- WHAT THE EXERCISE ASKS -
The full set of entries is to be printed exactly, with pictures excluded.
*** Opening of RECORDED DATA ***
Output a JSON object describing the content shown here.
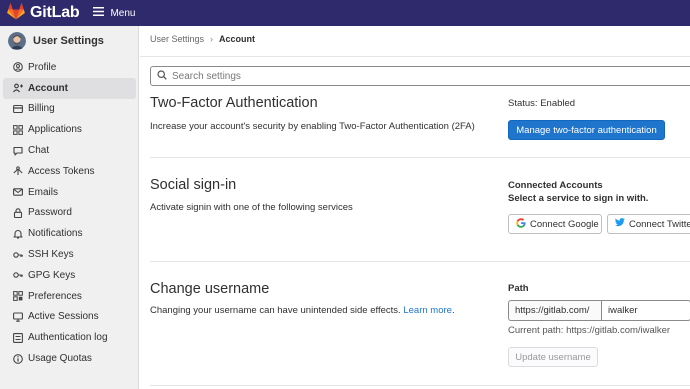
{
  "topbar": {
    "brand": "GitLab",
    "menu_label": "Menu"
  },
  "sidebar": {
    "title": "User Settings",
    "items": [
      {
        "label": "Profile",
        "icon": "profile-icon",
        "active": false
      },
      {
        "label": "Account",
        "icon": "account-icon",
        "active": true
      },
      {
        "label": "Billing",
        "icon": "billing-icon",
        "active": false
      },
      {
        "label": "Applications",
        "icon": "applications-icon",
        "active": false
      },
      {
        "label": "Chat",
        "icon": "chat-icon",
        "active": false
      },
      {
        "label": "Access Tokens",
        "icon": "token-icon",
        "active": false
      },
      {
        "label": "Emails",
        "icon": "mail-icon",
        "active": false
      },
      {
        "label": "Password",
        "icon": "lock-icon",
        "active": false
      },
      {
        "label": "Notifications",
        "icon": "bell-icon",
        "active": false
      },
      {
        "label": "SSH Keys",
        "icon": "key-icon",
        "active": false
      },
      {
        "label": "GPG Keys",
        "icon": "key-icon",
        "active": false
      },
      {
        "label": "Preferences",
        "icon": "preferences-icon",
        "active": false
      },
      {
        "label": "Active Sessions",
        "icon": "monitor-icon",
        "active": false
      },
      {
        "label": "Authentication log",
        "icon": "list-icon",
        "active": false
      },
      {
        "label": "Usage Quotas",
        "icon": "info-icon",
        "active": false
      }
    ]
  },
  "breadcrumb": {
    "parent": "User Settings",
    "separator": "›",
    "current": "Account"
  },
  "search": {
    "placeholder": "Search settings"
  },
  "two_factor": {
    "title": "Two-Factor Authentication",
    "description": "Increase your account's security by enabling Two-Factor Authentication (2FA)",
    "status": "Status: Enabled",
    "button": "Manage two-factor authentication"
  },
  "social": {
    "title": "Social sign-in",
    "description": "Activate signin with one of the following services",
    "connected_label": "Connected Accounts",
    "select_label": "Select a service to sign in with.",
    "google_button": "Connect Google",
    "twitter_button": "Connect Twitter"
  },
  "username": {
    "title": "Change username",
    "description": "Changing your username can have unintended side effects.",
    "learn_more": "Learn more",
    "period": ".",
    "path_label": "Path",
    "prefix": "https://gitlab.com/",
    "value": "iwalker",
    "current_path": "Current path: https://gitlab.com/iwalker",
    "update_button": "Update username"
  },
  "colors": {
    "topbar": "#2f2a6b",
    "primary": "#1f75cb",
    "sidebar_bg": "#f0f0f0",
    "active_item": "#dfdfe1"
  }
}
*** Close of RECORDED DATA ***
- REPLY TO THE EXERCISE -
Output a JSON object describing the content shown here.
{
  "topbar": {
    "brand": "GitLab",
    "menu_label": "Menu"
  },
  "sidebar": {
    "title": "User Settings",
    "items": [
      {
        "label": "Profile",
        "icon": "profile-icon",
        "active": false
      },
      {
        "label": "Account",
        "icon": "account-icon",
        "active": true
      },
      {
        "label": "Billing",
        "icon": "billing-icon",
        "active": false
      },
      {
        "label": "Applications",
        "icon": "applications-icon",
        "active": false
      },
      {
        "label": "Chat",
        "icon": "chat-icon",
        "active": false
      },
      {
        "label": "Access Tokens",
        "icon": "token-icon",
        "active": false
      },
      {
        "label": "Emails",
        "icon": "mail-icon",
        "active": false
      },
      {
        "label": "Password",
        "icon": "lock-icon",
        "active": false
      },
      {
        "label": "Notifications",
        "icon": "bell-icon",
        "active": false
      },
      {
        "label": "SSH Keys",
        "icon": "key-icon",
        "active": false
      },
      {
        "label": "GPG Keys",
        "icon": "key-icon",
        "active": false
      },
      {
        "label": "Preferences",
        "icon": "preferences-icon",
        "active": false
      },
      {
        "label": "Active Sessions",
        "icon": "monitor-icon",
        "active": false
      },
      {
        "label": "Authentication log",
        "icon": "list-icon",
        "active": false
      },
      {
        "label": "Usage Quotas",
        "icon": "info-icon",
        "active": false
      }
    ]
  },
  "breadcrumb": {
    "parent": "User Settings",
    "separator": "›",
    "current": "Account"
  },
  "search": {
    "placeholder": "Search settings"
  },
  "two_factor": {
    "title": "Two-Factor Authentication",
    "description": "Increase your account's security by enabling Two-Factor Authentication (2FA)",
    "status": "Status: Enabled",
    "button": "Manage two-factor authentication"
  },
  "social": {
    "title": "Social sign-in",
    "description": "Activate signin with one of the following services",
    "connected_label": "Connected Accounts",
    "select_label": "Select a service to sign in with.",
    "google_button": "Connect Google",
    "twitter_button": "Connect Twitter"
  },
  "username": {
    "title": "Change username",
    "description": "Changing your username can have unintended side effects.",
    "learn_more": "Learn more",
    "period": ".",
    "path_label": "Path",
    "prefix": "https://gitlab.com/",
    "value": "iwalker",
    "current_path": "Current path: https://gitlab.com/iwalker",
    "update_button": "Update username"
  },
  "colors": {
    "topbar": "#2f2a6b",
    "primary": "#1f75cb",
    "sidebar_bg": "#f0f0f0",
    "active_item": "#dfdfe1"
  }
}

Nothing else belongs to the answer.